» Task to carry out: The output is a word-for-word repeat of the listing below, free of images.

» Supplied entries:
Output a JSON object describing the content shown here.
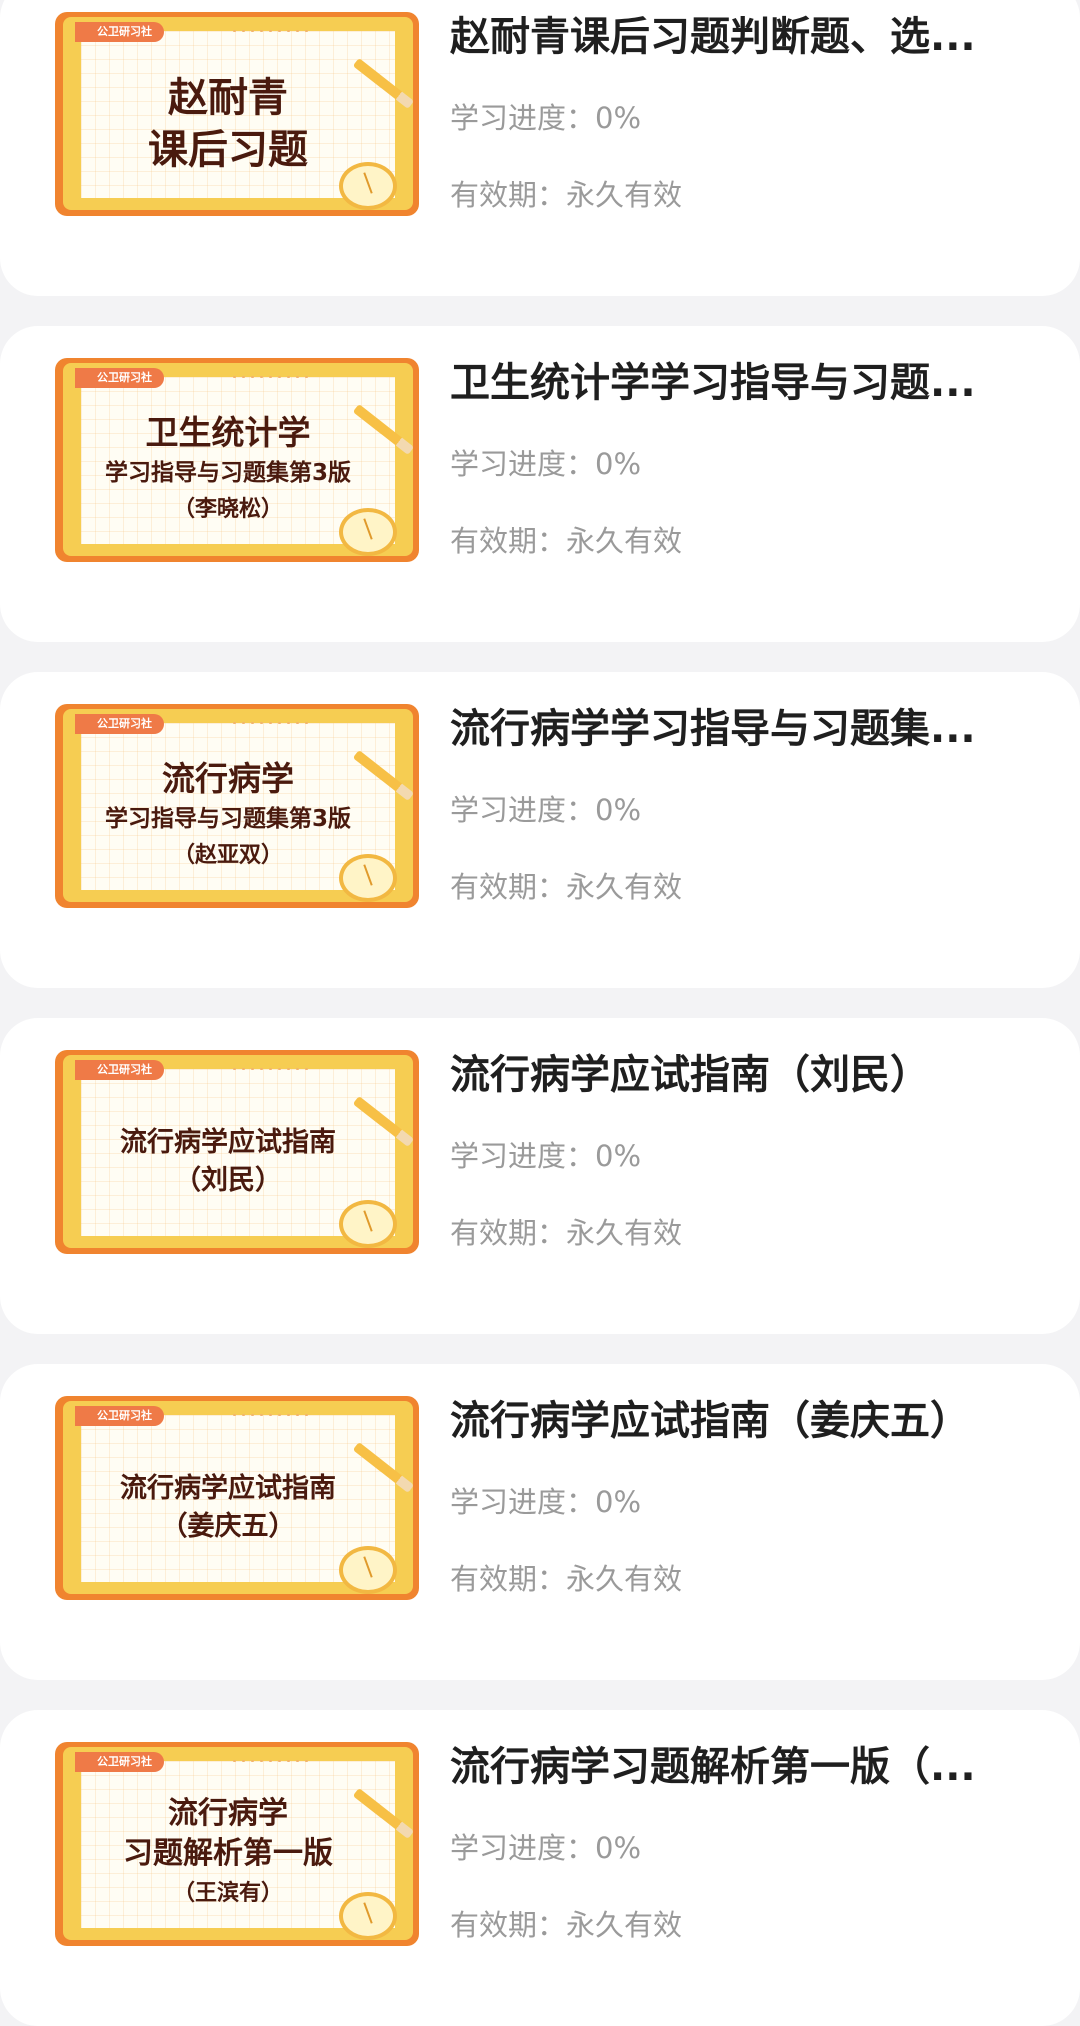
{
  "courses": [
    {
      "title": "赵耐青课后习题判断题、选...",
      "cover_brand": "公卫研习社",
      "cover_lines": [
        "赵耐青",
        "课后习题"
      ],
      "cover_style": "lg",
      "progress_label": "学习进度：",
      "progress_value": "0%",
      "validity_label": "有效期：",
      "validity_value": "永久有效"
    },
    {
      "title": "卫生统计学学习指导与习题...",
      "cover_brand": "公卫研习社",
      "cover_lines": [
        "卫生统计学",
        "学习指导与习题集第3版",
        "（李晓松）"
      ],
      "cover_style": "md",
      "progress_label": "学习进度：",
      "progress_value": "0%",
      "validity_label": "有效期：",
      "validity_value": "永久有效"
    },
    {
      "title": "流行病学学习指导与习题集...",
      "cover_brand": "公卫研习社",
      "cover_lines": [
        "流行病学",
        "学习指导与习题集第3版",
        "（赵亚双）"
      ],
      "cover_style": "md",
      "progress_label": "学习进度：",
      "progress_value": "0%",
      "validity_label": "有效期：",
      "validity_value": "永久有效"
    },
    {
      "title": "流行病学应试指南（刘民）",
      "cover_brand": "公卫研习社",
      "cover_lines": [
        "流行病学应试指南",
        "（刘民）"
      ],
      "cover_style": "sm",
      "progress_label": "学习进度：",
      "progress_value": "0%",
      "validity_label": "有效期：",
      "validity_value": "永久有效"
    },
    {
      "title": "流行病学应试指南（姜庆五）",
      "cover_brand": "公卫研习社",
      "cover_lines": [
        "流行病学应试指南",
        "（姜庆五）"
      ],
      "cover_style": "sm",
      "progress_label": "学习进度：",
      "progress_value": "0%",
      "validity_label": "有效期：",
      "validity_value": "永久有效"
    },
    {
      "title": "流行病学习题解析第一版（...",
      "cover_brand": "公卫研习社",
      "cover_lines": [
        "流行病学",
        "习题解析第一版",
        "（王滨有）"
      ],
      "cover_style": "mix",
      "progress_label": "学习进度：",
      "progress_value": "0%",
      "validity_label": "有效期：",
      "validity_value": "永久有效"
    }
  ]
}
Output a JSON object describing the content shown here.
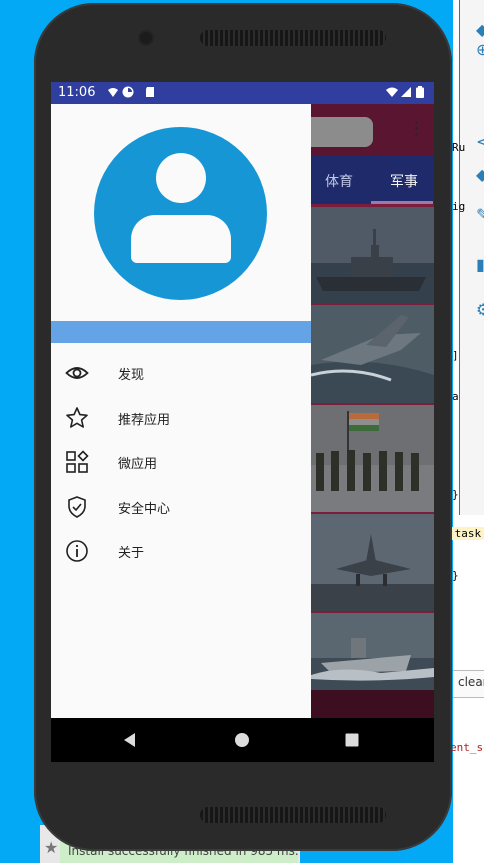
{
  "ide": {
    "code_lines": [
      {
        "text": "Ru"
      },
      {
        "text": "ig"
      },
      {
        "text": "]"
      },
      {
        "text": "a"
      },
      {
        "text": "}"
      },
      {
        "text": ":task"
      },
      {
        "text": "}"
      },
      {
        "text": "ent_so"
      }
    ],
    "clear_label": "clear",
    "status_message": "Install successfully finished in 985 ms."
  },
  "status_bar": {
    "time": "11:06",
    "bg_color": "#303f9f"
  },
  "app": {
    "tabs": [
      {
        "label": "体育",
        "active": false
      },
      {
        "label": "军事",
        "active": true
      }
    ],
    "thumbnails": [
      {
        "name": "warship-image"
      },
      {
        "name": "fighter-jet-image"
      },
      {
        "name": "soldiers-flag-image"
      },
      {
        "name": "jet-takeoff-image"
      },
      {
        "name": "navy-boat-image"
      }
    ]
  },
  "drawer": {
    "avatar_color": "#1796d6",
    "strip_color": "#64a3e6",
    "menu": [
      {
        "label": "发现",
        "icon": "eye-icon"
      },
      {
        "label": "推荐应用",
        "icon": "star-icon"
      },
      {
        "label": "微应用",
        "icon": "apps-grid-icon"
      },
      {
        "label": "安全中心",
        "icon": "shield-check-icon"
      },
      {
        "label": "关于",
        "icon": "info-icon"
      }
    ]
  },
  "nav_bar": {
    "buttons": [
      "back-icon",
      "home-icon",
      "recents-icon"
    ]
  }
}
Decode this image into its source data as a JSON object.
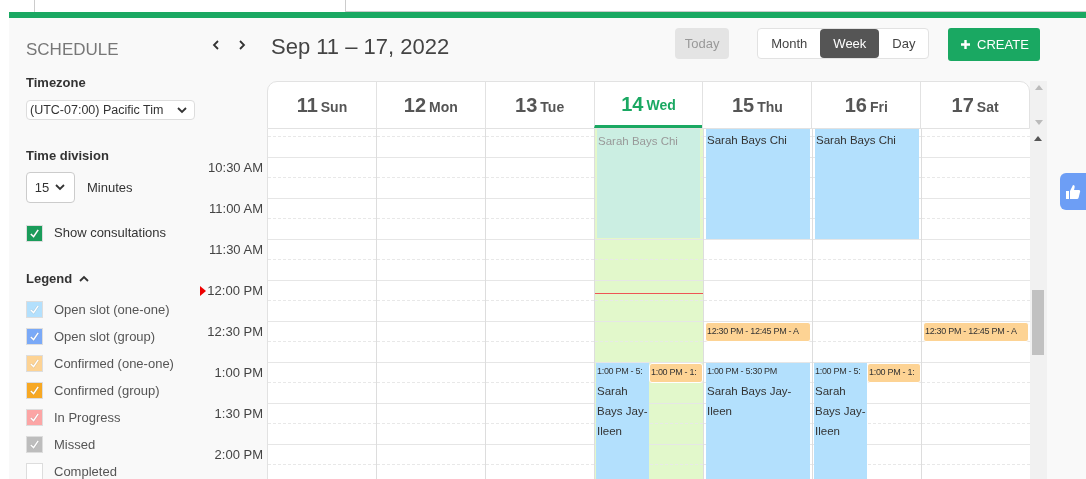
{
  "sidebar": {
    "title": "SCHEDULE",
    "timezone": {
      "label": "Timezone",
      "value": "(UTC-07:00) Pacific Tim"
    },
    "time_division": {
      "label": "Time division",
      "value": "15",
      "unit": "Minutes"
    },
    "show_consultations": {
      "label": "Show consultations",
      "checked": true
    },
    "legend": {
      "title": "Legend",
      "expanded": true,
      "items": [
        {
          "label": "Open slot (one-one)",
          "color": "#b3e0fd",
          "checked": true
        },
        {
          "label": "Open slot (group)",
          "color": "#7aa9f7",
          "checked": true
        },
        {
          "label": "Confirmed (one-one)",
          "color": "#fdd394",
          "checked": true
        },
        {
          "label": "Confirmed (group)",
          "color": "#f7a823",
          "checked": true
        },
        {
          "label": "In Progress",
          "color": "#fca5a5",
          "checked": true
        },
        {
          "label": "Missed",
          "color": "#bdbdbd",
          "checked": true
        },
        {
          "label": "Completed",
          "color": "#ffffff",
          "checked": false
        }
      ]
    }
  },
  "toolbar": {
    "range": "Sep 11 – 17, 2022",
    "today": {
      "label": "Today",
      "disabled": true
    },
    "views": [
      {
        "label": "Month",
        "selected": false
      },
      {
        "label": "Week",
        "selected": true
      },
      {
        "label": "Day",
        "selected": false
      }
    ],
    "create": "CREATE"
  },
  "times": [
    {
      "label": "10:30 AM",
      "now": false
    },
    {
      "label": "11:00 AM",
      "now": false
    },
    {
      "label": "11:30 AM",
      "now": false
    },
    {
      "label": "12:00 PM",
      "now": true
    },
    {
      "label": "12:30 PM",
      "now": false
    },
    {
      "label": "1:00 PM",
      "now": false
    },
    {
      "label": "1:30 PM",
      "now": false
    },
    {
      "label": "2:00 PM",
      "now": false
    }
  ],
  "days": [
    {
      "number": "11",
      "weekday": "Sun",
      "today": false
    },
    {
      "number": "12",
      "weekday": "Mon",
      "today": false
    },
    {
      "number": "13",
      "weekday": "Tue",
      "today": false
    },
    {
      "number": "14",
      "weekday": "Wed",
      "today": true,
      "events": [
        {
          "kind": "past-block",
          "title": "Sarah Bays Chi"
        },
        {
          "kind": "open-session-half",
          "time": "1:00 PM - 5:",
          "title": "Sarah Bays Jay-Ileen"
        },
        {
          "kind": "confirmed-half",
          "time": "1:00 PM - 1:"
        }
      ]
    },
    {
      "number": "15",
      "weekday": "Thu",
      "today": false,
      "events": [
        {
          "kind": "open-block",
          "title": "Sarah Bays Chi"
        },
        {
          "kind": "confirmed-bar",
          "time": "12:30 PM - 12:45 PM - A"
        },
        {
          "kind": "open-session",
          "time": "1:00 PM - 5:30 PM",
          "title": "Sarah Bays Jay-Ileen"
        }
      ]
    },
    {
      "number": "16",
      "weekday": "Fri",
      "today": false,
      "events": [
        {
          "kind": "open-block",
          "title": "Sarah Bays Chi"
        },
        {
          "kind": "open-session-half",
          "time": "1:00 PM - 5:",
          "title": "Sarah Bays Jay-Ileen"
        },
        {
          "kind": "confirmed-half",
          "time": "1:00 PM - 1:"
        }
      ]
    },
    {
      "number": "17",
      "weekday": "Sat",
      "today": false,
      "events": [
        {
          "kind": "confirmed-bar",
          "time": "12:30 PM - 12:45 PM - A"
        }
      ]
    }
  ]
}
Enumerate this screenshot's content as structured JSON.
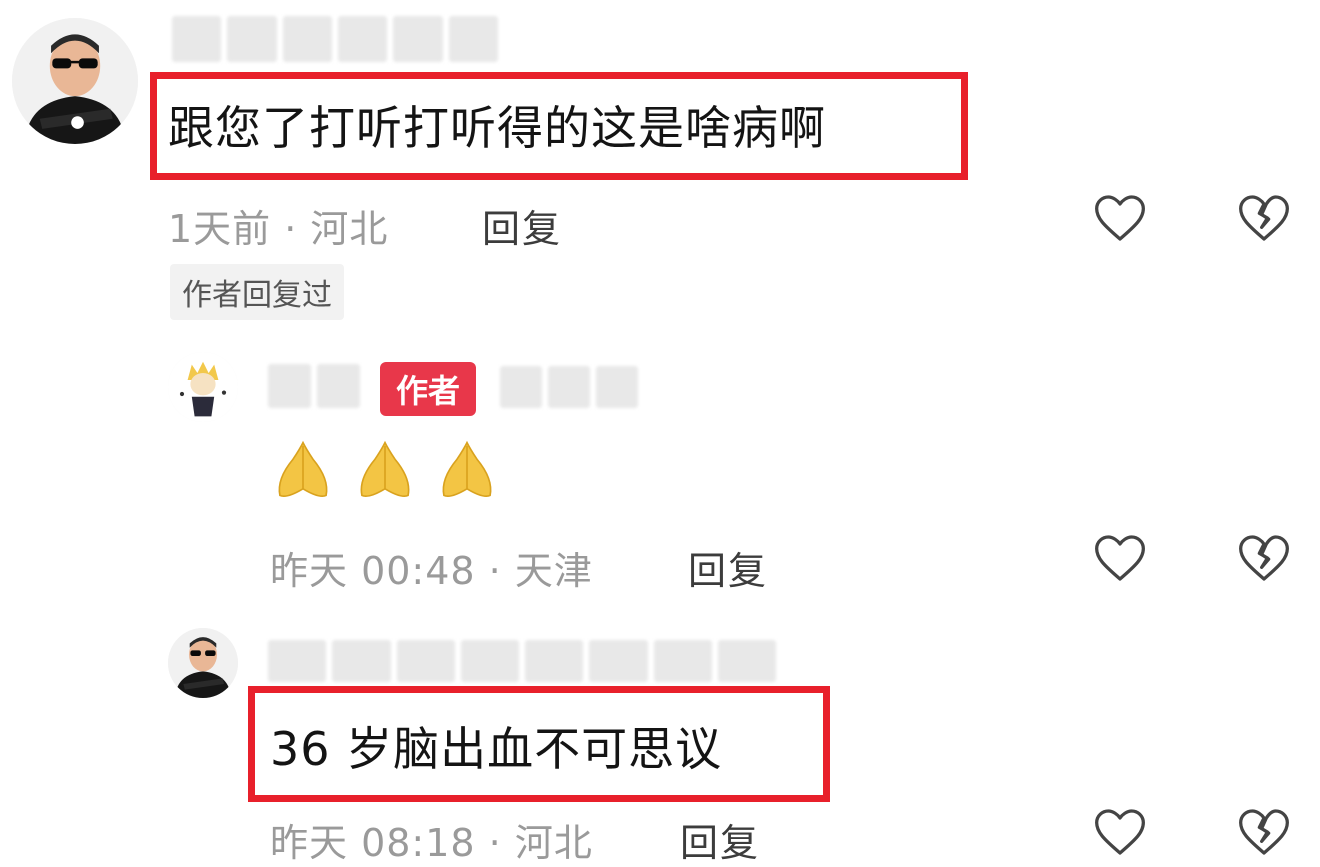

» Answer to this exercise:
Output a JSON object describing the content shown here.
{
  "courses": [
    {
      "title": "赵耐青课后习题判断题、选...",
      "cover_brand": "公卫研习社",
      "cover_lines": [
        "赵耐青",
        "课后习题"
      ],
      "cover_style": "lg",
      "progress_label": "学习进度：",
      "progress_value": "0%",
      "validity_label": "有效期：",
      "validity_value": "永久有效"
    },
    {
      "title": "卫生统计学学习指导与习题...",
      "cover_brand": "公卫研习社",
      "cover_lines": [
        "卫生统计学",
        "学习指导与习题集第3版",
        "（李晓松）"
      ],
      "cover_style": "md",
      "progress_label": "学习进度：",
      "progress_value": "0%",
      "validity_label": "有效期：",
      "validity_value": "永久有效"
    },
    {
      "title": "流行病学学习指导与习题集...",
      "cover_brand": "公卫研习社",
      "cover_lines": [
        "流行病学",
        "学习指导与习题集第3版",
        "（赵亚双）"
      ],
      "cover_style": "md",
      "progress_label": "学习进度：",
      "progress_value": "0%",
      "validity_label": "有效期：",
      "validity_value": "永久有效"
    },
    {
      "title": "流行病学应试指南（刘民）",
      "cover_brand": "公卫研习社",
      "cover_lines": [
        "流行病学应试指南",
        "（刘民）"
      ],
      "cover_style": "sm",
      "progress_label": "学习进度：",
      "progress_value": "0%",
      "validity_label": "有效期：",
      "validity_value": "永久有效"
    },
    {
      "title": "流行病学应试指南（姜庆五）",
      "cover_brand": "公卫研习社",
      "cover_lines": [
        "流行病学应试指南",
        "（姜庆五）"
      ],
      "cover_style": "sm",
      "progress_label": "学习进度：",
      "progress_value": "0%",
      "validity_label": "有效期：",
      "validity_value": "永久有效"
    },
    {
      "title": "流行病学习题解析第一版（...",
      "cover_brand": "公卫研习社",
      "cover_lines": [
        "流行病学",
        "习题解析第一版",
        "（王滨有）"
      ],
      "cover_style": "mix",
      "progress_label": "学习进度：",
      "progress_value": "0%",
      "validity_label": "有效期：",
      "validity_value": "永久有效"
    }
  ]
}
Output a JSON object describing the content shown here.
{
  "ide": {
    "code_lines": [
      {
        "text": "Ru"
      },
      {
        "text": "ig"
      },
      {
        "text": "]"
      },
      {
        "text": "a"
      },
      {
        "text": "}"
      },
      {
        "text": ":task"
      },
      {
        "text": "}"
      },
      {
        "text": "ent_so"
      }
    ],
    "clear_label": "clear",
    "status_message": "Install successfully finished in 985 ms."
  },
  "status_bar": {
    "time": "11:06",
    "bg_color": "#303f9f"
  },
  "app": {
    "tabs": [
      {
        "label": "体育",
        "active": false
      },
      {
        "label": "军事",
        "active": true
      }
    ],
    "thumbnails": [
      {
        "name": "warship-image"
      },
      {
        "name": "fighter-jet-image"
      },
      {
        "name": "soldiers-flag-image"
      },
      {
        "name": "jet-takeoff-image"
      },
      {
        "name": "navy-boat-image"
      }
    ]
  },
  "drawer": {
    "avatar_color": "#1796d6",
    "strip_color": "#64a3e6",
    "menu": [
      {
        "label": "发现",
        "icon": "eye-icon"
      },
      {
        "label": "推荐应用",
        "icon": "star-icon"
      },
      {
        "label": "微应用",
        "icon": "apps-grid-icon"
      },
      {
        "label": "安全中心",
        "icon": "shield-check-icon"
      },
      {
        "label": "关于",
        "icon": "info-icon"
      }
    ]
  },
  "nav_bar": {
    "buttons": [
      "back-icon",
      "home-icon",
      "recents-icon"
    ]
  }
}
Decode this image into its source data as a JSON object.
{
  "sidebar": {
    "title": "SCHEDULE",
    "timezone": {
      "label": "Timezone",
      "value": "(UTC-07:00) Pacific Tim"
    },
    "time_division": {
      "label": "Time division",
      "value": "15",
      "unit": "Minutes"
    },
    "show_consultations": {
      "label": "Show consultations",
      "checked": true
    },
    "legend": {
      "title": "Legend",
      "expanded": true,
      "items": [
        {
          "label": "Open slot (one-one)",
          "color": "#b3e0fd",
          "checked": true
        },
        {
          "label": "Open slot (group)",
          "color": "#7aa9f7",
          "checked": true
        },
        {
          "label": "Confirmed (one-one)",
          "color": "#fdd394",
          "checked": true
        },
        {
          "label": "Confirmed (group)",
          "color": "#f7a823",
          "checked": true
        },
        {
          "label": "In Progress",
          "color": "#fca5a5",
          "checked": true
        },
        {
          "label": "Missed",
          "color": "#bdbdbd",
          "checked": true
        },
        {
          "label": "Completed",
          "color": "#ffffff",
          "checked": false
        }
      ]
    }
  },
  "toolbar": {
    "range": "Sep 11 – 17, 2022",
    "today": {
      "label": "Today",
      "disabled": true
    },
    "views": [
      {
        "label": "Month",
        "selected": false
      },
      {
        "label": "Week",
        "selected": true
      },
      {
        "label": "Day",
        "selected": false
      }
    ],
    "create": "CREATE"
  },
  "times": [
    {
      "label": "10:30 AM",
      "now": false
    },
    {
      "label": "11:00 AM",
      "now": false
    },
    {
      "label": "11:30 AM",
      "now": false
    },
    {
      "label": "12:00 PM",
      "now": true
    },
    {
      "label": "12:30 PM",
      "now": false
    },
    {
      "label": "1:00 PM",
      "now": false
    },
    {
      "label": "1:30 PM",
      "now": false
    },
    {
      "label": "2:00 PM",
      "now": false
    }
  ],
  "days": [
    {
      "number": "11",
      "weekday": "Sun",
      "today": false
    },
    {
      "number": "12",
      "weekday": "Mon",
      "today": false
    },
    {
      "number": "13",
      "weekday": "Tue",
      "today": false
    },
    {
      "number": "14",
      "weekday": "Wed",
      "today": true,
      "events": [
        {
          "kind": "past-block",
          "title": "Sarah Bays Chi"
        },
        {
          "kind": "open-session-half",
          "time": "1:00 PM - 5:",
          "title": "Sarah Bays Jay-Ileen"
        },
        {
          "kind": "confirmed-half",
          "time": "1:00 PM - 1:"
        }
      ]
    },
    {
      "number": "15",
      "weekday": "Thu",
      "today": false,
      "events": [
        {
          "kind": "open-block",
          "title": "Sarah Bays Chi"
        },
        {
          "kind": "confirmed-bar",
          "time": "12:30 PM - 12:45 PM - A"
        },
        {
          "kind": "open-session",
          "time": "1:00 PM - 5:30 PM",
          "title": "Sarah Bays Jay-Ileen"
        }
      ]
    },
    {
      "number": "16",
      "weekday": "Fri",
      "today": false,
      "events": [
        {
          "kind": "open-block",
          "title": "Sarah Bays Chi"
        },
        {
          "kind": "open-session-half",
          "time": "1:00 PM - 5:",
          "title": "Sarah Bays Jay-Ileen"
        },
        {
          "kind": "confirmed-half",
          "time": "1:00 PM - 1:"
        }
      ]
    },
    {
      "number": "17",
      "weekday": "Sat",
      "today": false,
      "events": [
        {
          "kind": "confirmed-bar",
          "time": "12:30 PM - 12:45 PM - A"
        }
      ]
    }
  ]
}
Enumerate this screenshot's content as structured JSON.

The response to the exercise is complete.